|The Graffiti Bridge (photos taken today, 10/2/12)|
The Graffiti Bridge, aka the 17th Avenue Railroad Trestle, is one of my favorite Pensacola landmarks. I always enjoy visiting the bridge to see the latest graffiti. This is a work of pop art that changes day to day, night to night.
There is a great deal of controversy over this bridge. Some locals are horrified over the concept of graffiti in general and even more so in having it grace a railroad bridge in their city.
Periodically they create an uproar over the graffiti and then go out as a group to cover all the graffiti under a fresh coat of white paint.
No sooner is the bridge painted and the local and visiting "artists" repaint it with colorful graffiti. Then another group comes along and paints out all the graffiti with a coat of purple paint, or green paint, or as seen in today's photos, striped pink and yellow paint. Then the graffiti is started all over again.
I love the changing nature of the graffiti on this bridge. Sometimes there are small murals, other times profound statements, other times someone is declaring their love for someone else.
People come from far and wide, me included, to see and photograph Pensacola's Graffiti Bridge.
A search on the Internet will turn up link after link with photos taken through the years. The oldest photo I found online is one taken in 1935. You can see that photo in the link below.
The Graffiti Bridge - 1935 Photo
Other Internet images of the Graffiti Bridge:
Images for Pensacola Graffiti Bridge
For anyone wanting to see the Graffiti Bridge, it's located on 17th Avenue, along Bayou Texar, near Bayfront Parkway in SE Pensacola. You can pinpoint the location with Google Map.
When I first moved to Florida over thirty years ago, I fell in love with the Graffiti Bridge. I've taken quite a number of photos of it through the years. The photos in this post are all ones I took today.
Through the years I've taken photographs of graffiti in major cities across the country. I think my favorite cities for graffiti are Los Angeles, San Francisco and New Orleans. Yes, I'm one of those people who even admires graffiti on railroad boxcars.

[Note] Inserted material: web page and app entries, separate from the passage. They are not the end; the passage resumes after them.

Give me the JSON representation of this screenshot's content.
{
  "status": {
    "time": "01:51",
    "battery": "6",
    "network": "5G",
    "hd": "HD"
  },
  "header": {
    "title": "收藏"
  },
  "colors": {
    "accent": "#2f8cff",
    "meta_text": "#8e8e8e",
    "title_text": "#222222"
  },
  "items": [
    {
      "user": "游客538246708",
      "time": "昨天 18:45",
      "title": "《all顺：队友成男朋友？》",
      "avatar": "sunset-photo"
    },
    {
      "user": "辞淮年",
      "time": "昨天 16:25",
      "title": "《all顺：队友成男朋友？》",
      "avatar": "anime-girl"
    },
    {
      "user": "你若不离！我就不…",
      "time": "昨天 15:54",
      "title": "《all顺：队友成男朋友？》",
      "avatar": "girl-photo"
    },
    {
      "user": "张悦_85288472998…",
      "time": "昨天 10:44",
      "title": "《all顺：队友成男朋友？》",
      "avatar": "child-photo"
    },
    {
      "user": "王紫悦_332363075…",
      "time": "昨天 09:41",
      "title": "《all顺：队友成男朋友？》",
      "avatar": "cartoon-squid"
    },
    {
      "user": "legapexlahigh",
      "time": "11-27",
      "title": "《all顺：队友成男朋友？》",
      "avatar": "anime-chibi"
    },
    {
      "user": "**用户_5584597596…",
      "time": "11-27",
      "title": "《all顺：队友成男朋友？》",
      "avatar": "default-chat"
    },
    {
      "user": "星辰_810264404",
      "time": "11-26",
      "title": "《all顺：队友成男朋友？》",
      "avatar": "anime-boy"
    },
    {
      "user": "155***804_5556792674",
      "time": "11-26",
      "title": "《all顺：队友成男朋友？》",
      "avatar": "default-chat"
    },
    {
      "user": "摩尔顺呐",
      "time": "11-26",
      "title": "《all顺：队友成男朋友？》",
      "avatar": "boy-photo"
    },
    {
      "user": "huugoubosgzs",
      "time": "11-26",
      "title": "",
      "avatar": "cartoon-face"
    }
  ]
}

I have to admit that I've never painted graffiti anywhere in my lifetime. However, it is one of the item's on my Bucket List. Maybe someday my "art" will appear on the Graffiti Bridge?
For those of you who know I love to put together lists of interesting books, please check below for some graffiti fiction and non-fiction. I haven't read any of these books, but if you have a fascination for graffiti you might find these books of interest. (Books listed in no particular order. All are available in eBook format.)
Graffiti Moon by Cath Crowley
Graffiti Girl by Kelly Parra
The Graffiti Sculptor by Latham Shinder
Graffiti Grandma by Jo Barney
Hollywood Graffiti by Arelo Sederberg
Night Artist by Geoff Sutton
The Graffiti Genius by D. S. Carrell
The Walls by Jay Fox
Tagger by Mary A. Monroe (YA)
Graffiti Heaven by Marita A. Hansen (YA)
Tag by Michael Coleman (YA)
The Golden Age of Graffiti by Nigel Rees
Graffiti by Lou Savelli, Robert Cekada & Anthony Mottola
Street Scene - How to Draw Graffiti Style by John Lee
Graff2: Next Level Graffiti Techniques by Scape Martinez
The Mammoth Book of Street Art by JAKe
Graffiti Art Styles by Lisa Gottlieb
Seven Year With Bansky by Robert Clarke
Bansky: The Man Behind the Wall by Will Ellsworth-Jones
I have to add a disclaimer here. Although I have a fondness for graffiti, there is a time and a place where it can be admired. On the other hand, I don't agree with tagging people's houses, cars, walls, fences, signs, where it becomes an eyesore instead of art.
As always, please feel free to add comments below.